**Task to carry out:**
Would you please copy every line below that includes the string "recommended"?

[Study material Boundary: Start]

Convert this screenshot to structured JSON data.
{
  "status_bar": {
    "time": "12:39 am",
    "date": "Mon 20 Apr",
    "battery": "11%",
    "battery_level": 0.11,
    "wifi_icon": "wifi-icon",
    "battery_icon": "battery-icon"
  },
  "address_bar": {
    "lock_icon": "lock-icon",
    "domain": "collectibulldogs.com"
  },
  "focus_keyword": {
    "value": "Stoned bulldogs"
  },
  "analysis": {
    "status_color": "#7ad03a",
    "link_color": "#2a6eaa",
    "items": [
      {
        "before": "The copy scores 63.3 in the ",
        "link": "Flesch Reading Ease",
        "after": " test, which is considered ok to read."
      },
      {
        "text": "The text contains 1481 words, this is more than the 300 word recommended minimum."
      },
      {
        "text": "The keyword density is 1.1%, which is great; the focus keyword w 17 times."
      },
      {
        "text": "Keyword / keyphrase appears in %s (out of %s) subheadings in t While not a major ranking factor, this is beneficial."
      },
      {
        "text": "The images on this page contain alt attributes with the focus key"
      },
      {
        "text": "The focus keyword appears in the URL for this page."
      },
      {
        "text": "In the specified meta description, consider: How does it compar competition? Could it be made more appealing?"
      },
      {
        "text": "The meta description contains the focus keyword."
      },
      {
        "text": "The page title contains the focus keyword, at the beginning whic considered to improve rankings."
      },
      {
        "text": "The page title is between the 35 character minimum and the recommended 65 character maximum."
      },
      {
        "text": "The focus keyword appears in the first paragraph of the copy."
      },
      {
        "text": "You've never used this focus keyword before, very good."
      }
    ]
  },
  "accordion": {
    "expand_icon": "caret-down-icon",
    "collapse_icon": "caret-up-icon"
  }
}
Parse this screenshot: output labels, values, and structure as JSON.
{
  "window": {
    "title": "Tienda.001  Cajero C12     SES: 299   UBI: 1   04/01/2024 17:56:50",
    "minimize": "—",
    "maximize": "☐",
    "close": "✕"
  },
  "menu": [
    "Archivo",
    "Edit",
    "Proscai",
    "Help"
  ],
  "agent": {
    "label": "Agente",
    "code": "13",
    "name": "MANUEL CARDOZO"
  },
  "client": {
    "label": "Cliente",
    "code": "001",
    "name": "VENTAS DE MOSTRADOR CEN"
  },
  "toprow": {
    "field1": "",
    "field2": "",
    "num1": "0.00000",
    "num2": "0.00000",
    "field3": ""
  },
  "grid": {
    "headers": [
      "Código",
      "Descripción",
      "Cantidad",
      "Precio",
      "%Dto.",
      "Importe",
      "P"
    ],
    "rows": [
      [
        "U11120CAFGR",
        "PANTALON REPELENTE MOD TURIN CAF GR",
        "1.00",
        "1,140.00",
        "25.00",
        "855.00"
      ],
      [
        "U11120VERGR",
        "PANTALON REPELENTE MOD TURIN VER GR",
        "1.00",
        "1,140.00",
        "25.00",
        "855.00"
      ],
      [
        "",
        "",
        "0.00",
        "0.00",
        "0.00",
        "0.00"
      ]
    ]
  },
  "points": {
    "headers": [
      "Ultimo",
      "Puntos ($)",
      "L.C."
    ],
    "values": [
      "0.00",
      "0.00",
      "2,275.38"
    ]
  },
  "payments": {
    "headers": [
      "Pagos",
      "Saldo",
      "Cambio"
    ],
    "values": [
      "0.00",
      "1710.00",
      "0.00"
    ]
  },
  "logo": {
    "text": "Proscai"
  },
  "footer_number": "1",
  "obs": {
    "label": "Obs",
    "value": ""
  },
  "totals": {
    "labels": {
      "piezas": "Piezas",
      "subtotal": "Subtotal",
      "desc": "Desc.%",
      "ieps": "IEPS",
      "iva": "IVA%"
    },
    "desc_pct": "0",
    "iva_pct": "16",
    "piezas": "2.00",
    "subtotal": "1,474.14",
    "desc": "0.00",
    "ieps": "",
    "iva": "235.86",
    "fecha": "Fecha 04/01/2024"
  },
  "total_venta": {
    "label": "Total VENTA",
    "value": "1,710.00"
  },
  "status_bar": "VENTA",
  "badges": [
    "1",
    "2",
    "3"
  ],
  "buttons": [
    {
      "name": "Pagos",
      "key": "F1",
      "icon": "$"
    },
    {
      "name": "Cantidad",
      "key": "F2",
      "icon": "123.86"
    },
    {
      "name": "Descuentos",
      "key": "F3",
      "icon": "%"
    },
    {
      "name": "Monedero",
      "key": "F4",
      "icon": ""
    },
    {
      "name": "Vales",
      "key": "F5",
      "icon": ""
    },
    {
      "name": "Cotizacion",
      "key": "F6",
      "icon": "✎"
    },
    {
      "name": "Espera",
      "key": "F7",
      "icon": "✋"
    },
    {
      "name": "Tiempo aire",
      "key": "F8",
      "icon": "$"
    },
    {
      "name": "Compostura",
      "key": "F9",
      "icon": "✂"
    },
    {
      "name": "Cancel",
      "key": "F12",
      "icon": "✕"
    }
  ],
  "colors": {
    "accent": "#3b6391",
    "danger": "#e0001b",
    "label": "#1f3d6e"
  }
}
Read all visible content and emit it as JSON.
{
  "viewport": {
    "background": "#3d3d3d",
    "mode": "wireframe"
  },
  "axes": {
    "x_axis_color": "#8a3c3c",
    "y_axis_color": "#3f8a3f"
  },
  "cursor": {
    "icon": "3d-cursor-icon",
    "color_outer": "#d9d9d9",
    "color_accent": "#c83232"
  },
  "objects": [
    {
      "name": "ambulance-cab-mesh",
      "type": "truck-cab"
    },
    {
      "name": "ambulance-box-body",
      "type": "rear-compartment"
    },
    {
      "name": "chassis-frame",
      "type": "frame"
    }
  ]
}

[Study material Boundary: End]

**Exercise output:**
        "text": "The text contains 1481 words, this is more than the 300 word recommended minimum."
        "text": "The page title is between the 35 character minimum and the recommended 65 character maximum."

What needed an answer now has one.